Asked to expand on that assessment, the vice president of the International Golf Federation, Ty Votaw, confirmed that no one associated with the course - from hundreds of construction workers to those now charged with keeping it in top condition - has been diagnosed with Zika.
''Personally, I think there's been something of an over-reaction to the Zika situation,'' Dawson said.
He's got a point, especially when one considers that all the top female players will be in Rio, some of them surely planning to start families of their own someday.
Then again, it's easy to see why there's such a divide between the sexes. The men never seemed to be all that thrilled about adding the Olympics to their already crowded schedules. The women embraced the chance to elevate their sport beyond its niche status.
When the threat of Zika came along, it provided a convenient excuse for those who may not have wanted to go to the Olympics in the first place.
''I don't know if golf has its place in the Olympics,'' said Zach Johnson, the reigning British Open champion who didn't qualify for one of the four U.S. spots in Rio. ''I didn't dream of winning a gold medal in golf as a kid. It wasn't an option.''
Johnson makes the point - and it's a good one - that the Olympics should be reserved for sports such as swimming and gymnastics and wrestling, the ones that don't get a lot of attention outside of their every-four-years moment in the spotlight.
''No offense to the Olympics,'' Johnson said, ''but I'd rather be on the Ryder Cup team.''
A more legitimate complaint - and maybe this is what some players were stewing on all along - was the ludicrous schedule imposed on them this year, beginning with this week's British Open at Royal Troon.

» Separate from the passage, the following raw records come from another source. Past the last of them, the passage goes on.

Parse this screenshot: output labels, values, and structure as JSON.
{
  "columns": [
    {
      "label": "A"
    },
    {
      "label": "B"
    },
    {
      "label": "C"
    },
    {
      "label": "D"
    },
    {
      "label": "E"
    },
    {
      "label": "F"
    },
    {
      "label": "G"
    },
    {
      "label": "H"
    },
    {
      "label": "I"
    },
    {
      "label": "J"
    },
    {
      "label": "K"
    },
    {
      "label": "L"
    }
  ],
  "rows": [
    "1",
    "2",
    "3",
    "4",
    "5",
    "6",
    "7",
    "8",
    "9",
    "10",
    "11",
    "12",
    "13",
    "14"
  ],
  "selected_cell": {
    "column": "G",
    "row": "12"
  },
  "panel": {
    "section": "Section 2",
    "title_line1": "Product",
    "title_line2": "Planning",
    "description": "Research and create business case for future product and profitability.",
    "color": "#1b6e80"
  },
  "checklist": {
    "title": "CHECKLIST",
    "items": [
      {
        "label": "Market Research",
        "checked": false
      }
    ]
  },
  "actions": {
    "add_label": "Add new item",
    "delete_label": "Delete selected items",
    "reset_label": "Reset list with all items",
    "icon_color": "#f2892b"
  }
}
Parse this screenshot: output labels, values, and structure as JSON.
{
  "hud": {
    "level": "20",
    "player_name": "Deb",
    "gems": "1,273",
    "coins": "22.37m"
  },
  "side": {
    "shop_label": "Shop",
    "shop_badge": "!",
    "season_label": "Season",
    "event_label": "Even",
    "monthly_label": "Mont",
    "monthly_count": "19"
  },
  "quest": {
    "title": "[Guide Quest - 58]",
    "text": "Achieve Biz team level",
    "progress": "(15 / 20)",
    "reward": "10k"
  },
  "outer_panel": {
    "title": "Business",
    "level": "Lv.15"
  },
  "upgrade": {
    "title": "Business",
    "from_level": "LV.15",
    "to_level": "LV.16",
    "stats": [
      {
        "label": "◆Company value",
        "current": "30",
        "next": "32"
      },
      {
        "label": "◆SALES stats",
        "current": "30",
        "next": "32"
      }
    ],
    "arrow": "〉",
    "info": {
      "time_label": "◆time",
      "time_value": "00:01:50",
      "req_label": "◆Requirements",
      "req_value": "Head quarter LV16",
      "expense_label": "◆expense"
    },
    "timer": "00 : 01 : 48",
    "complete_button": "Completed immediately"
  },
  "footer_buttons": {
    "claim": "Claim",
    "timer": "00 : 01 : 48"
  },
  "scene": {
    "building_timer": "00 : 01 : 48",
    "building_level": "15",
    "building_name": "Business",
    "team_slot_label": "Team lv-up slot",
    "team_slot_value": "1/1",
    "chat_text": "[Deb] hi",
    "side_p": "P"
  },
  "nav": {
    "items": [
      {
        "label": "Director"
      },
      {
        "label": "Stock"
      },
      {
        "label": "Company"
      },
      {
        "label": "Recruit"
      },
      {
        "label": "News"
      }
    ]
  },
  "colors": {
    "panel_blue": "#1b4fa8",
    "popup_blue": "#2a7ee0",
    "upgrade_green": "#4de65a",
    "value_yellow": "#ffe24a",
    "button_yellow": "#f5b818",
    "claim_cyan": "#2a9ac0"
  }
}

The PGA Championship is two weeks later, followed by the Olympics two weeks after that, with lesser tournaments crammed in along the way. Two weeks after Rio, the FedEx Cup playoff begins, with four high-stakes tournaments in five weeks, culminating with the Tour Championship.
And, oh yeah, that's followed the very next week by the Ryder Cup.
''Adjustments were made to the schedule for this year,'' Votaw insisted. ''People can debate as to how effectual those changes have been in terms of putting this event in the middle of the schedule.''
Actually, no debate is necessary.
The PGA Championship should have been moved to a more accommodating spot - later in the year, at the very least, or more radically to a date ahead of the Masters, which wouldn't have been a complete break with tradition. In 1971, the PGA was shifted to February to escape the oppressive summer heat in Palm Beach Gardens, Florida.
That would have required a warm-weather site - Baltusrol, this year's host in New Jersey, clearly wouldn't have worked - but golf had seven years to get its house in order before Rio.
In that regard, it failed miserably.
But let's not feel sorry for a group of pampered players who fly around the world on private jets, their every whim catered to, their bank accounts brimming with millions of dollars. They could've squeezed in an extra week of golf if they really wanted to.
''They play most weeks of the year not at major championships,'' Dawson said. ''I just don't think it actually matters at this point whether they regard (the Olympics) as much as a major or not, frankly. It doesn't stop them going to play'' other tournaments.
No matter what, golf is heading to Rio as an afterthought, sure to face more questions about why it's even there than who's winning gold, silver and bronze.
That's an issue that will get a good, hard look next year from the International Olympic Committee, which will decide the sports that stay on the program beyond the 2020 Tokyo Games.
That means golf is assured of one more chance.
But after this fiasco, the IOC should already be looking for a sport that really wants to be there in 2024.
Ballroom dancing, anyone?
Paul Newberry is a national writer for The Associated Press. Write to him at pnewberry(at)ap.org or at www.twitter.com/pnewberry1963 . His work can be found at http://bigstory.ap.org/content/paul-newberry .